o2h Ventures has announced SEIS and EIS investment, alongside co-investment from the University of Nottingham’s Invention Fund, into spin-out company Alevin Therapeutics to develop a platform of novel small molecule RGD integrin inhibitors with superior drug-like qualities.
The discovery-stage compounds have broad therapeutic applications in areas that currently have limited or ineffective treatments – including lung fibrosis, kidney disease and cancer – with the most advanced being an inhaled drug for the treatment of Idiopathic Pulmonary Fibrosis (IPF). The investment provides the company with funding of close to £1m to progress and de-risk its pipeline assets.
Alevin Therapeutics has arisen from research driven by the Business Partnership Unit and School of Chemistry at the University of Nottingham. Originally the subject of a long-standing collaboration between academia and big pharma, scientists developed the platform of novel compounds with the aim of treating life-threatening conditions by limiting the activity of a key signalling pathway that is targeted by the integrin inhibitors.
The founders of Alevin Therapeutics (Prof. Chris Moody, Thomas McInally and Dr. Alison John) are leading scientists in the RGD integrin field, with substantial industry experience and a proven track record of clinical candidate delivery.
o2h Ventures led the investment with earlier rounds being exclusive to o2h Ventures and the University of Nottingham. o2h Ventures worked with Nottingham Technology Ventures (NTV) Ltd to place management and develop the business plan. This is o2h Ventures’ fourth investment from the o2h human health SEIS fund which aims to invest in companies covering novel drug discovery along with enabling services, tools and AI technologies that can impact human health.
Sunil Shah, CEO of o2h Ventures, said: “We are very excited to be leading the investment on our second spin-out from the University of Nottingham. The team at Nottingham from both the academic and tech transfer group are both smart and very easy to work with. There has been a huge amount of prior work done on these integrin targets prior to our investment and we seek to advance these assets quickly into the clinic.”
Professor Trevor Farren, director of the Business Partnership Unit at the University of Nottingham, said: “Idiopathic Pulmonary Fibrosis is currently very difficult to treat and has a high mortality rate. The two approved medicines only treat the symptoms without affecting the underlying cause i.e. build-up of fibrotic tissue in the lung. To address this significant unmet medical need, we created an innovative knowledge exchange programme that saw teams of undergraduate students working closely with researchers from the pharmaceutical industry to develop novel small molecule integrin inhibitors that showed great promise as new treatment for lung fibrosis.
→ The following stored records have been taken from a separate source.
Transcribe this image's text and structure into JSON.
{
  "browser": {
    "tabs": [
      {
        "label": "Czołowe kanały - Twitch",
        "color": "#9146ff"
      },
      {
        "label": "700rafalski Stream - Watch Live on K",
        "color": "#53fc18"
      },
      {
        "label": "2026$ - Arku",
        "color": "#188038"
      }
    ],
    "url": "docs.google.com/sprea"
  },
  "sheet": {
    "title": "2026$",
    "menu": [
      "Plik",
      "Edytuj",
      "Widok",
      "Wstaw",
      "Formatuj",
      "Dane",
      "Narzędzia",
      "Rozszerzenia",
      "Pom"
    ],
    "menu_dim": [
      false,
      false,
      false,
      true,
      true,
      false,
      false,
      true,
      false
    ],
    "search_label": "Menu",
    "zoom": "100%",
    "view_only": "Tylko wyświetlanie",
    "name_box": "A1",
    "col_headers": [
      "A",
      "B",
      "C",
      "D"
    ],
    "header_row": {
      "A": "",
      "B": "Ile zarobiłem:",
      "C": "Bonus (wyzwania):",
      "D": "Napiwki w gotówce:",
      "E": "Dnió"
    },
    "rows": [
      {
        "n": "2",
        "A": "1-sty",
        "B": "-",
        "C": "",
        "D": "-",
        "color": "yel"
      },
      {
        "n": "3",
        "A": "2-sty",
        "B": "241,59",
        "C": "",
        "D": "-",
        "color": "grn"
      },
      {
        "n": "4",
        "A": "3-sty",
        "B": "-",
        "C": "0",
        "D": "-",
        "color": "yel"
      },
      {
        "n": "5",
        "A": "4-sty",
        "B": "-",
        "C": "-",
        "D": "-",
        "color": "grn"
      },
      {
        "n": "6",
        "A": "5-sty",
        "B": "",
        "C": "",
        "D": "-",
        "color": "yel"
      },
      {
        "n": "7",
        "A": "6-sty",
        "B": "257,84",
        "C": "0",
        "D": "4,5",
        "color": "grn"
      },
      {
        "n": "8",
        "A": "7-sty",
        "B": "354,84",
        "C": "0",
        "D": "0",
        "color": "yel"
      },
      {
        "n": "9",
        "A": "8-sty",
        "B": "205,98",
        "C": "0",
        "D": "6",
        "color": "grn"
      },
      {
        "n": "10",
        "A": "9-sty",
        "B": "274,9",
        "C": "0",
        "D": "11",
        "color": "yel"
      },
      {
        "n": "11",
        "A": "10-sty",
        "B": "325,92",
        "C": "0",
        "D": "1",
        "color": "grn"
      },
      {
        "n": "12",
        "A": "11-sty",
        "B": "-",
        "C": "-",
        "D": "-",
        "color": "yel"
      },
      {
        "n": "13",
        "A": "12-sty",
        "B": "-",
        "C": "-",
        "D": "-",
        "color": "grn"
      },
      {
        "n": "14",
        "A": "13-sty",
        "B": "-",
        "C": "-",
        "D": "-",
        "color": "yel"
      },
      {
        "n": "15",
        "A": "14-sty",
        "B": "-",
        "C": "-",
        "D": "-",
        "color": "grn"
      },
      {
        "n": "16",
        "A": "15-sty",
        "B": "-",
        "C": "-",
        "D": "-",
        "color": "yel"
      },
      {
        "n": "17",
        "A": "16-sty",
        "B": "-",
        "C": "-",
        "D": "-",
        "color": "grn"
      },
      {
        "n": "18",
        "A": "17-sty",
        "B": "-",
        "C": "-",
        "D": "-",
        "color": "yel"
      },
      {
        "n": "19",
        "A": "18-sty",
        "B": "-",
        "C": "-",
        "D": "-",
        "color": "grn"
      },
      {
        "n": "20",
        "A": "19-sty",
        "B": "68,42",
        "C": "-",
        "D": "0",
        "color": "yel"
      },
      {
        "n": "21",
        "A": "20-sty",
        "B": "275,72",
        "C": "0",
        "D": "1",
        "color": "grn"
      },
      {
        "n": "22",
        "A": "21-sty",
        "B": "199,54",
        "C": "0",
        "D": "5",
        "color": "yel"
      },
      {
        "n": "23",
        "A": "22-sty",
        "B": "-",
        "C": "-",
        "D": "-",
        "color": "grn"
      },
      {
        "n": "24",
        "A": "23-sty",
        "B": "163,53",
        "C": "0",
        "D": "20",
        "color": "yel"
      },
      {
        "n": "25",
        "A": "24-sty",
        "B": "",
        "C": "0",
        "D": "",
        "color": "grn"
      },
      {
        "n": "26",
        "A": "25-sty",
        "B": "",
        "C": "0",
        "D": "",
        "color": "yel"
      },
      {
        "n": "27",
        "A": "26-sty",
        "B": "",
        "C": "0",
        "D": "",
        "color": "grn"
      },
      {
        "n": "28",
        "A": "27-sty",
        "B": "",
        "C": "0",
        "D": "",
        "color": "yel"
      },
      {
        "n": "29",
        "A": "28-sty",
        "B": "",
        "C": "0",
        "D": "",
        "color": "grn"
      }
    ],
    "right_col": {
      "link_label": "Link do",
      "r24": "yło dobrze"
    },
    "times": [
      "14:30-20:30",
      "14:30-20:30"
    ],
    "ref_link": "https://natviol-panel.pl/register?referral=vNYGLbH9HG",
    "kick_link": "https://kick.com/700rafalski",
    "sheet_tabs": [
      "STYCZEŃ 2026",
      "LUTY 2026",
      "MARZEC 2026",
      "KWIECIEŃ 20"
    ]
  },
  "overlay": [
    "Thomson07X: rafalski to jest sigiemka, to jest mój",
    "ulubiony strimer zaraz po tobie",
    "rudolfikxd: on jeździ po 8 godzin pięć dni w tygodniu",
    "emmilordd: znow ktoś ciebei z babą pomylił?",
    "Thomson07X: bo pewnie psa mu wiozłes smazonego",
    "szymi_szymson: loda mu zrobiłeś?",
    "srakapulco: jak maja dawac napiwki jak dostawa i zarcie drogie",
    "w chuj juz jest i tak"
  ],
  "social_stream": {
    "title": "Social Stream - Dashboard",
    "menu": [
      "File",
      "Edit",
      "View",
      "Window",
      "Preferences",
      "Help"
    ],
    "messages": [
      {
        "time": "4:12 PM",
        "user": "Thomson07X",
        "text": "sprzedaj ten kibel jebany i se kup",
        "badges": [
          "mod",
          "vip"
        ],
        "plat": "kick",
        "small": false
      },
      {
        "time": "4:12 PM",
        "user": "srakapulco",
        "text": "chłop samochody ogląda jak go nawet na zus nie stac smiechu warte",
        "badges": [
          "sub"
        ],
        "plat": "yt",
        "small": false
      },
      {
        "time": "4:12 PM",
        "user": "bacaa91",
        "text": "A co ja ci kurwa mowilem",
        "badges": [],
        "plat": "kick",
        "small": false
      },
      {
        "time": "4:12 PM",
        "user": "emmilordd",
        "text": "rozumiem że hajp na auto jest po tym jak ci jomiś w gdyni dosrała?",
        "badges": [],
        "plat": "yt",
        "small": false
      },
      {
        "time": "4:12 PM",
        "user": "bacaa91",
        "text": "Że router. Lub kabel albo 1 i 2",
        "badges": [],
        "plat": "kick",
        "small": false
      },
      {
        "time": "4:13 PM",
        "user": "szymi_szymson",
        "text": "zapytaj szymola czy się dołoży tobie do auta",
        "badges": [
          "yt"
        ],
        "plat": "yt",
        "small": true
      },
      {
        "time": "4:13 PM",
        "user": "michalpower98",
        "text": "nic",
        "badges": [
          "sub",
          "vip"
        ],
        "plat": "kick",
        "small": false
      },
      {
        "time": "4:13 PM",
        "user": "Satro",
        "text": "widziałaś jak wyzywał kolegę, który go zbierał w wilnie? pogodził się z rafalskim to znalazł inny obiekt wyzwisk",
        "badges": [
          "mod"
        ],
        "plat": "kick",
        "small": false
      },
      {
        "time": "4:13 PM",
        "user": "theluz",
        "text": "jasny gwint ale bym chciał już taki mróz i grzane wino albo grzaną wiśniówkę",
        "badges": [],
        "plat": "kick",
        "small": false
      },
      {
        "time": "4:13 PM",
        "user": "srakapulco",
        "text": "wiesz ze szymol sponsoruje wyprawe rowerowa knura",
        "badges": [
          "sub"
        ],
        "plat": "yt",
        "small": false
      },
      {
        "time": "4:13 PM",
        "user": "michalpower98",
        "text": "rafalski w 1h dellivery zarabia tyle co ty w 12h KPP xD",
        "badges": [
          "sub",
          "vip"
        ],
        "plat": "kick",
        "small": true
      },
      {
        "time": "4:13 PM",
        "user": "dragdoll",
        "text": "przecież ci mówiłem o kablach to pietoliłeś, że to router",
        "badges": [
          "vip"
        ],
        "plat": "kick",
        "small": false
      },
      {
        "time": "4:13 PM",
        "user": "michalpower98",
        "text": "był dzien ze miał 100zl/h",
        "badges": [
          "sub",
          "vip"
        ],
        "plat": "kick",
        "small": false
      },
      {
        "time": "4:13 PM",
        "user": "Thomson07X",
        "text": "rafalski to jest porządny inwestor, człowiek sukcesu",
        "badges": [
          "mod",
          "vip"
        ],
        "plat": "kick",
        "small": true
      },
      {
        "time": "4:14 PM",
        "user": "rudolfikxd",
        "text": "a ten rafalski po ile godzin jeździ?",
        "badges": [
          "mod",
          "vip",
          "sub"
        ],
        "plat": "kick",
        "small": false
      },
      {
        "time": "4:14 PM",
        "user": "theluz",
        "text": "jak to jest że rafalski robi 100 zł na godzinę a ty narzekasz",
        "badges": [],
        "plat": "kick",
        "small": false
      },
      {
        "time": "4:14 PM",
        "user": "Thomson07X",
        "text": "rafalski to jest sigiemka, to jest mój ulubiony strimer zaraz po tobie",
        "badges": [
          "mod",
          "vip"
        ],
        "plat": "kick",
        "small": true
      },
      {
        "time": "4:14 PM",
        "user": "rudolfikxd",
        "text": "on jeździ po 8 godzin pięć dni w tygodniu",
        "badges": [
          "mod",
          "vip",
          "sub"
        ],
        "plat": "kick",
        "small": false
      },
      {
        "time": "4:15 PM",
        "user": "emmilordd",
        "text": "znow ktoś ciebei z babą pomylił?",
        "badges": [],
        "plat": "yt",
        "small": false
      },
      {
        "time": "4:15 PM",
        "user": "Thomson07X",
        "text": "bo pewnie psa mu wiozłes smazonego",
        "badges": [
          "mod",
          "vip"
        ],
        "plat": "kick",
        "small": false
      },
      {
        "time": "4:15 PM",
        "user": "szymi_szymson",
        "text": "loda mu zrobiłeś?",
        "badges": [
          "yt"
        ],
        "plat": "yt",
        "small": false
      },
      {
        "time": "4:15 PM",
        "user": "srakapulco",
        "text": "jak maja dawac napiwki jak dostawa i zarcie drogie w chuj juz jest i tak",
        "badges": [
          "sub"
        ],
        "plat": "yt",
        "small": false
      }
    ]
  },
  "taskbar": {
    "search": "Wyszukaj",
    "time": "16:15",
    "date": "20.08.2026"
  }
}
“Building on these findings, further research carried out in the School of Chemistry has allowed us to improve the drug like properties of these molecules and develop a portfolio of compounds that could revolutionise the treatment of the condition. To ensure that our research can be rapidly translated into new treatments for lung fibrosis, we have formed a new spin out company, Alevin Therapeutics, and we are delighted that the extra investment we have secured will support the process of turning this important research into a commercial product accessible to patients.”
Alice MacGowan, Life Sciences executive at NTV Ltd, said: “We are delighted to add Alevin Therapeutics to the University portfolio, and to have received further investment from o2h into one of our spin-outs. This is a fantastic and experienced team, seeking to address an area of significant clinical need. In addition to the University’s current investment, the underpinning research was supported through its translational phase by the University’s internal impact funding, demonstrating the potential benefit that can be brought about by Nottingham’s commitment to investing in highly impactful opportunities.”
Thomas McInally, founder of Alevin Therapeutics, added: “The formation of Alevin Therapeutics is a testament to the vision of the School of Chemistry to work with industry to enable undergraduates to carry out a drug discovery project in a professional manner. Given significant investment from the UoN and external sources, the company will develop these new medicines to have a positive impact on the quality of life of patients with life-limiting fibrotic diseases.”